John, in contrast, as we’ve seen, joined his brother Essenes out in the wilderness to be far removed from daily encounters with his enemies in Jewish and Roman hierarchies. The wilderness as lonely and as dangerous as it was for John wasn’t nearly as risky a place as the Temple or the palace of the Roman governor, Pontius Pilate.
Certainly, both John and Jesus agreed that God did come to people in their wildernesses--literally and figuratively. This is why John the Baptist could preach his fiery sermons out there wearing animal hides for clothing and never worrying about getting his hair cut. This is why Jesus could say to people who were afraid of the wrong potential enemies or afraid of their own capacities to be up to the job of ministering as he had taught them and charged them, “Fear not!”
The Gospel comparison of John the Baptist being the one Isaiah had prophesied about who would come to prepare the way of the Lord has been taken to such extremes over the centuries that it has lost any effectiveness it might ever have had. The comparison would be much more on target if we looked at John as someone who introduced us to Jesus who was the one who prepared the way of the Lord God!
In either case, Isaiah had no interest in a future time. He was concerned about the plight of the people to whom he preached. He, in fact, was the voice crying in the wilderness.
Isaiah was encouraging his own people who were in exile and who thought that God could not get to them away from their homeland and their central place of worship to rethink that limiting concept. He was urging them to make a way for God to come to them by getting rid of all the kinks and detours of thinking that keep people convinced God can’t get to them. Isaiah was preaching to his own people in their suffering and angst that God absolutely would come to them in the wilderness if they did what was necessary to make a way for God to come.

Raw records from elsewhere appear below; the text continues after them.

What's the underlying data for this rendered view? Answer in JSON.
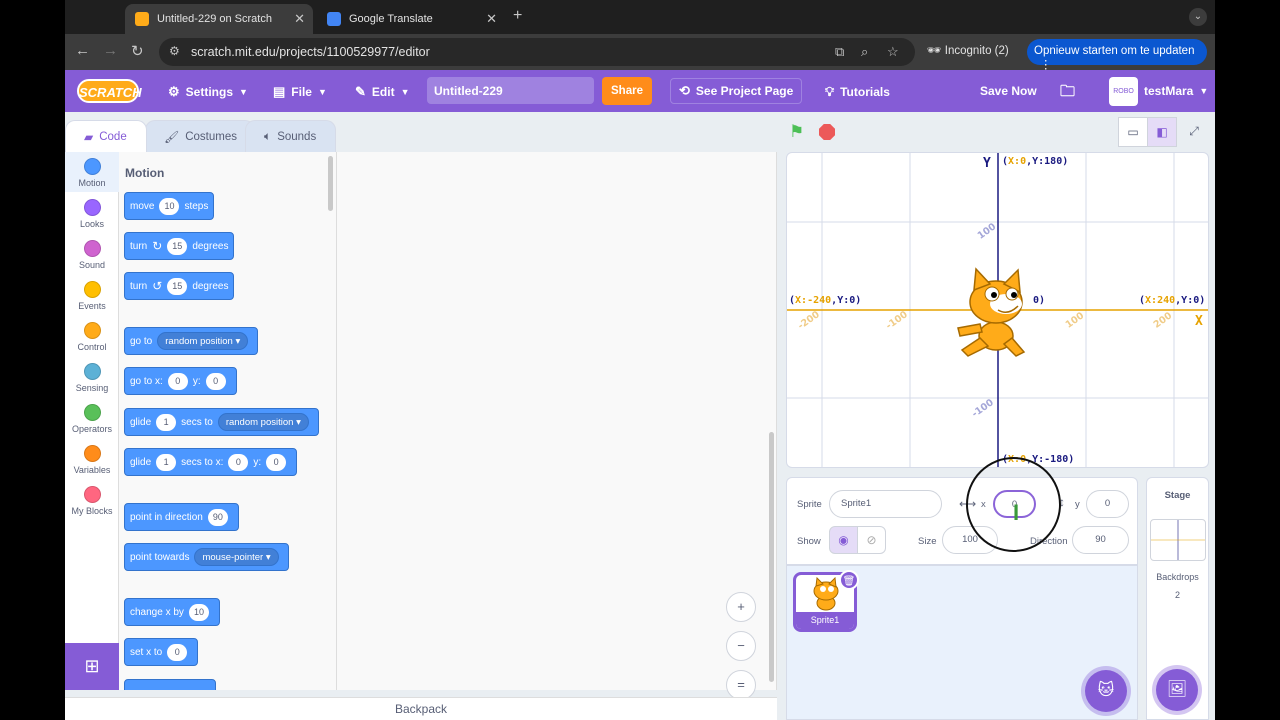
{
  "browser": {
    "tabs": [
      {
        "title": "Untitled-229 on Scratch",
        "favicon_color": "#ffab19",
        "active": true
      },
      {
        "title": "Google Translate",
        "favicon_color": "#4285f4",
        "active": false
      }
    ],
    "url": "scratch.mit.edu/projects/1100529977/editor",
    "incognito_label": "Incognito (2)",
    "restart_label": "Opnieuw starten om te updaten"
  },
  "menubar": {
    "logo": "SCRATCH",
    "settings": "Settings",
    "file": "File",
    "edit": "Edit",
    "project_title": "Untitled-229",
    "share": "Share",
    "see_project_page": "See Project Page",
    "tutorials": "Tutorials",
    "save_now": "Save Now",
    "username": "testMara",
    "avatar_text": "ROBO",
    "accent": "#855cd6"
  },
  "editor_tabs": {
    "code": "Code",
    "costumes": "Costumes",
    "sounds": "Sounds"
  },
  "categories": [
    {
      "label": "Motion",
      "color": "#4c97ff"
    },
    {
      "label": "Looks",
      "color": "#9966ff"
    },
    {
      "label": "Sound",
      "color": "#cf63cf"
    },
    {
      "label": "Events",
      "color": "#ffbf00"
    },
    {
      "label": "Control",
      "color": "#ffab19"
    },
    {
      "label": "Sensing",
      "color": "#5cb1d6"
    },
    {
      "label": "Operators",
      "color": "#59c059"
    },
    {
      "label": "Variables",
      "color": "#ff8c1a"
    },
    {
      "label": "My Blocks",
      "color": "#ff6680"
    }
  ],
  "palette": {
    "heading": "Motion",
    "blocks": {
      "move": {
        "t1": "move",
        "v1": "10",
        "t2": "steps"
      },
      "turn_right": {
        "t1": "turn",
        "v1": "15",
        "t2": "degrees"
      },
      "turn_left": {
        "t1": "turn",
        "v1": "15",
        "t2": "degrees"
      },
      "goto": {
        "t1": "go to",
        "dd": "random position"
      },
      "goto_xy": {
        "t1": "go to x:",
        "v1": "0",
        "t2": "y:",
        "v2": "0"
      },
      "glide_to": {
        "t1": "glide",
        "v1": "1",
        "t2": "secs to",
        "dd": "random position"
      },
      "glide_xy": {
        "t1": "glide",
        "v1": "1",
        "t2": "secs to x:",
        "v2": "0",
        "t3": "y:",
        "v3": "0"
      },
      "point_dir": {
        "t1": "point in direction",
        "v1": "90"
      },
      "point_towards": {
        "t1": "point towards",
        "dd": "mouse-pointer"
      },
      "change_x": {
        "t1": "change x by",
        "v1": "10"
      },
      "set_x": {
        "t1": "set x to",
        "v1": "0"
      }
    }
  },
  "workspace": {
    "backpack": "Backpack",
    "zoom_in": "+",
    "zoom_out": "−",
    "zoom_reset": "="
  },
  "stage": {
    "axis_y_label": "Y",
    "axis_x_label": "X",
    "top": {
      "x": "X:0",
      "y": "Y:180"
    },
    "bottom": {
      "x": "X:0",
      "y": "Y:-180"
    },
    "left": {
      "x": "X:-240",
      "y": "Y:0"
    },
    "right": {
      "x": "X:240",
      "y": "Y:0"
    },
    "center_frag": "0)",
    "ticks": {
      "y100": "100",
      "yneg100": "-100",
      "xneg200": "-200",
      "xneg100": "-100",
      "x100": "100",
      "x200": "200"
    },
    "x_axis_color": "#e6a200",
    "y_axis_color": "#1a1a80"
  },
  "sprite_info": {
    "sprite_label": "Sprite",
    "sprite_name": "Sprite1",
    "x_label": "x",
    "x_value": "0",
    "y_label": "y",
    "y_value": "0",
    "show_label": "Show",
    "size_label": "Size",
    "size_value": "100",
    "direction_label": "Direction",
    "direction_value": "90"
  },
  "sprites": [
    {
      "name": "Sprite1"
    }
  ],
  "stage_pane": {
    "label": "Stage",
    "backdrops_label": "Backdrops",
    "backdrops_count": "2"
  }
}
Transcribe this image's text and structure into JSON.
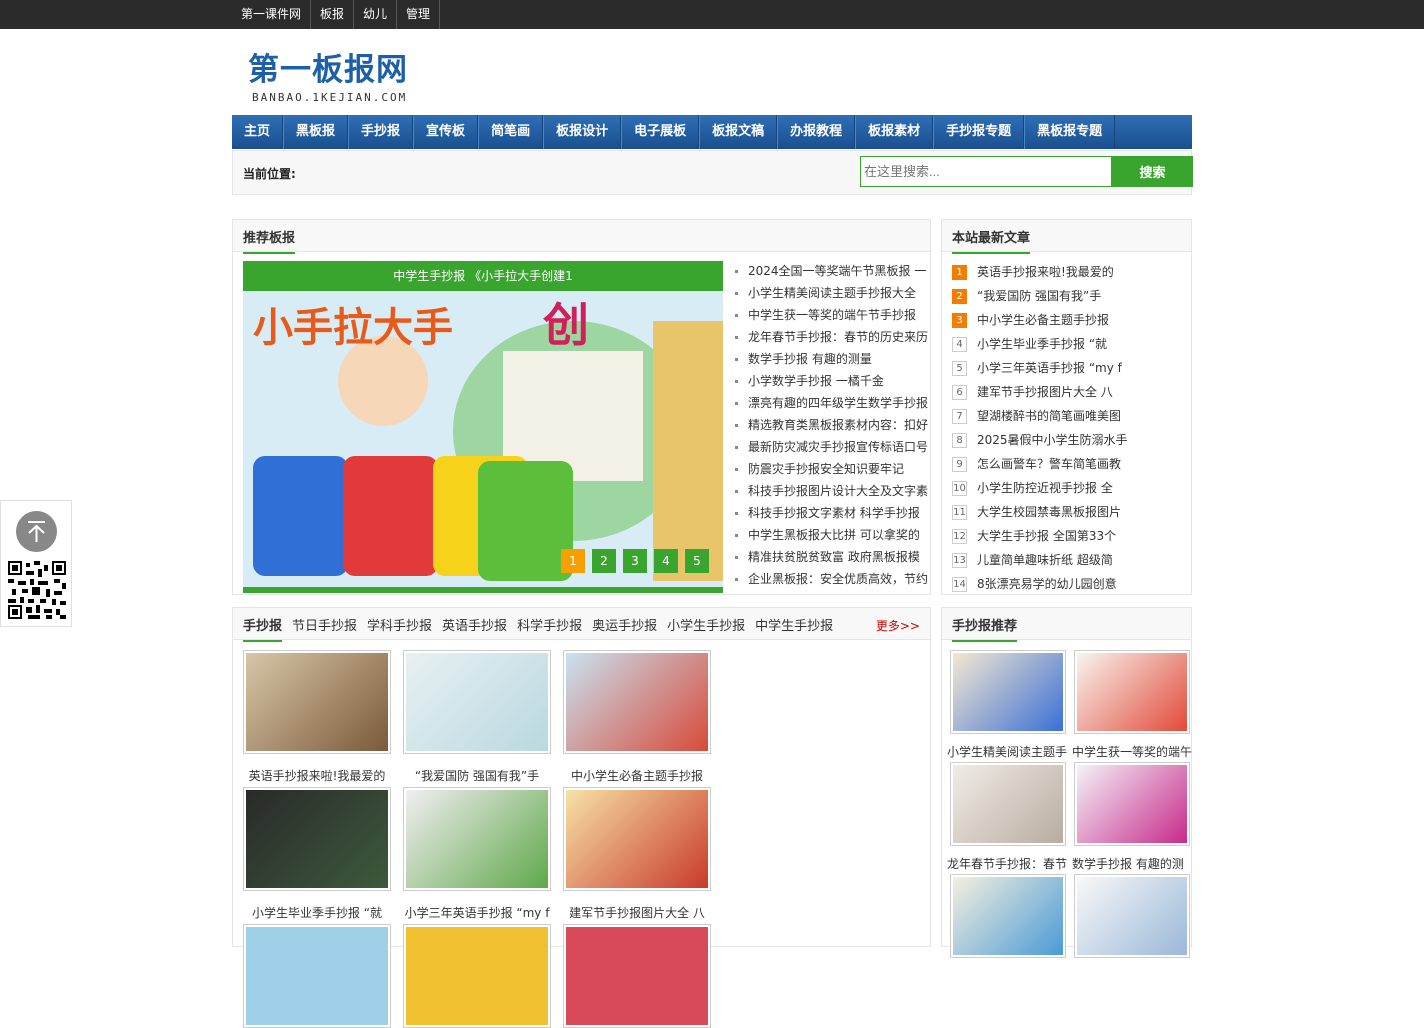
{
  "topnav": [
    "第一课件网",
    "板报",
    "幼儿",
    "管理"
  ],
  "logo": {
    "title": "第一板报网",
    "sub": "BANBAO.1KEJIAN.COM"
  },
  "mainnav": [
    "主页",
    "黑板报",
    "手抄报",
    "宣传板",
    "简笔画",
    "板报设计",
    "电子展板",
    "板报文稿",
    "办报教程",
    "板报素材",
    "手抄报专题",
    "黑板报专题"
  ],
  "crumb": {
    "label": "当前位置:"
  },
  "search": {
    "placeholder": "在这里搜索...",
    "button": "搜索"
  },
  "recommend": {
    "title": "推荐板报",
    "slide_caption": "中学生手抄报 《小手拉大手创建1",
    "dots": [
      "1",
      "2",
      "3",
      "4",
      "5"
    ],
    "items": [
      "2024全国一等奖端午节黑板报 一",
      "小学生精美阅读主题手抄报大全",
      "中学生获一等奖的端午节手抄报",
      "龙年春节手抄报：春节的历史来历",
      "数学手抄报 有趣的测量",
      "小学数学手抄报 一橘千金",
      "漂亮有趣的四年级学生数学手抄报",
      "精选教育类黑板报素材内容：扣好",
      "最新防灾减灾手抄报宣传标语口号",
      "防震灾手抄报安全知识要牢记",
      "科技手抄报图片设计大全及文字素",
      "科技手抄报文字素材 科学手抄报",
      "中学生黑板报大比拼 可以拿奖的",
      "精准扶贫脱贫致富 政府黑板报模",
      "企业黑板报：安全优质高效，节约"
    ]
  },
  "latest": {
    "title": "本站最新文章",
    "items": [
      "英语手抄报来啦!我最爱的",
      "“我爱国防 强国有我”手",
      "中小学生必备主题手抄报",
      "小学生毕业季手抄报 “就",
      "小学三年英语手抄报 “my f",
      "建军节手抄报图片大全 八",
      "望湖楼醉书的简笔画唯美图",
      "2025暑假中小学生防溺水手",
      "怎么画警车？警车简笔画教",
      "小学生防控近视手抄报 全",
      "大学生校园禁毒黑板报图片",
      "大学生手抄报 全国第33个",
      "儿童简单趣味折纸 超级简",
      "8张漂亮易学的幼儿园创意"
    ],
    "nums": [
      "1",
      "2",
      "3",
      "4",
      "5",
      "6",
      "7",
      "8",
      "9",
      "10",
      "11",
      "12",
      "13",
      "14"
    ]
  },
  "handcopy": {
    "tabs": [
      "手抄报",
      "节日手抄报",
      "学科手抄报",
      "英语手抄报",
      "科学手抄报",
      "奥运手抄报",
      "小学生手抄报",
      "中学生手抄报"
    ],
    "more": "更多>>",
    "captions": [
      "英语手抄报来啦!我最爱的",
      "“我爱国防 强国有我”手",
      "中小学生必备主题手抄报",
      "小学生毕业季手抄报 “就",
      "小学三年英语手抄报 “my f",
      "建军节手抄报图片大全 八"
    ]
  },
  "hcrec": {
    "title": "手抄报推荐",
    "captions": [
      "小学生精美阅读主题手",
      "中学生获一等奖的端午",
      "龙年春节手抄报：春节",
      "数学手抄报 有趣的测"
    ]
  }
}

God never forces God’s way into our lives. We cannot separate ourselves from God since the presence of God is within us, but we can surely live as if God passes us by or refuses to come to us. The corrective to this is exalting valleys and bringing down every mountain and hill, and making the crooked places straight.
The story is nothing more than an interesting reflection written by one or several of the early followers of Jesus, trying to make theological sense of all he did, unless, UNLESS, we individually and we as a church and we as a part of other organizations that try to bring light into the darkness of this world, unless we become voices in the world’s wildernesses. It is our responsibility, it is our calling, to convince those who are trapped in those horrible wilderness places where they don’t want to be that God comes as readily to them in the wilderness as God comes to someone whom they regard as “close to God,” but God comes by invitation only.
Those who don’t prepare themselves to receive God by building that highway somewhere down inside allowing God to travel from that place where God has been made an outsider TO that place where God is an insider will have to sit endlessly and hopelessly in the wilderness where their days will be filled with loneliness and fear and want for a figurative or a literal forty years or more.
The voice of one who crieth in the wilderness: Prepare ye the way of the Lord. Make straight in the desert a highway for OUR God.
My friend, that voice is YOURS. Or else, there is no voice to lift up the strugglers.